Print the listing below in its entirety, character for character.

==== Record set ====

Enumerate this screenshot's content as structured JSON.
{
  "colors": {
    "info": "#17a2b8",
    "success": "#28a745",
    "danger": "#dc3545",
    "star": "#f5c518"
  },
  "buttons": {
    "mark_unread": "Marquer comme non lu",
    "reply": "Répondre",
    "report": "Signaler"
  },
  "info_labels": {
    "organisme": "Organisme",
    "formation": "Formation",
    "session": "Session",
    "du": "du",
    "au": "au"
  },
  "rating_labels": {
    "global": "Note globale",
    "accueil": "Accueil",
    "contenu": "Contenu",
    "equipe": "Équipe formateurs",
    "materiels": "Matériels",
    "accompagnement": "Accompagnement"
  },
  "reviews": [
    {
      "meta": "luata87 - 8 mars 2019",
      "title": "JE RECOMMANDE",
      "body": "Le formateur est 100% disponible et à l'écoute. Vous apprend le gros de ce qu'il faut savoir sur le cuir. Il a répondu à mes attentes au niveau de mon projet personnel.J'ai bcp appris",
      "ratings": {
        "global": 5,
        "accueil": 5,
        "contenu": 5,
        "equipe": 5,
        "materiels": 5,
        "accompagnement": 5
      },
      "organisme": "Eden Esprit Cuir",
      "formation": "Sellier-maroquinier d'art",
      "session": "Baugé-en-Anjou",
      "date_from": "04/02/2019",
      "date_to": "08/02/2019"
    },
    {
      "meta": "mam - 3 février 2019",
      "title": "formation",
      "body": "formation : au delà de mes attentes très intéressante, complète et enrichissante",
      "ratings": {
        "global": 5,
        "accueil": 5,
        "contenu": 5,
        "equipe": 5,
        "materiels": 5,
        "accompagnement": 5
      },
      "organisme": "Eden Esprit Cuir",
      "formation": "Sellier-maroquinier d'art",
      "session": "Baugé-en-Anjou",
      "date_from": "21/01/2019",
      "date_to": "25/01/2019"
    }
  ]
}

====

Your solution:
Enumerate this screenshot's content as structured JSON.
{
  "colors": {
    "info": "#17a2b8",
    "success": "#28a745",
    "danger": "#dc3545",
    "star": "#f5c518"
  },
  "buttons": {
    "mark_unread": "Marquer comme non lu",
    "reply": "Répondre",
    "report": "Signaler"
  },
  "info_labels": {
    "organisme": "Organisme",
    "formation": "Formation",
    "session": "Session",
    "du": "du",
    "au": "au"
  },
  "rating_labels": {
    "global": "Note globale",
    "accueil": "Accueil",
    "contenu": "Contenu",
    "equipe": "Équipe formateurs",
    "materiels": "Matériels",
    "accompagnement": "Accompagnement"
  },
  "reviews": [
    {
      "meta": "luata87 - 8 mars 2019",
      "title": "JE RECOMMANDE",
      "body": "Le formateur est 100% disponible et à l'écoute. Vous apprend le gros de ce qu'il faut savoir sur le cuir. Il a répondu à mes attentes au niveau de mon projet personnel.J'ai bcp appris",
      "ratings": {
        "global": 5,
        "accueil": 5,
        "contenu": 5,
        "equipe": 5,
        "materiels": 5,
        "accompagnement": 5
      },
      "organisme": "Eden Esprit Cuir",
      "formation": "Sellier-maroquinier d'art",
      "session": "Baugé-en-Anjou",
      "date_from": "04/02/2019",
      "date_to": "08/02/2019"
    },
    {
      "meta": "mam - 3 février 2019",
      "title": "formation",
      "body": "formation : au delà de mes attentes très intéressante, complète et enrichissante",
      "ratings": {
        "global": 5,
        "accueil": 5,
        "contenu": 5,
        "equipe": 5,
        "materiels": 5,
        "accompagnement": 5
      },
      "organisme": "Eden Esprit Cuir",
      "formation": "Sellier-maroquinier d'art",
      "session": "Baugé-en-Anjou",
      "date_from": "21/01/2019",
      "date_to": "25/01/2019"
    }
  ]
}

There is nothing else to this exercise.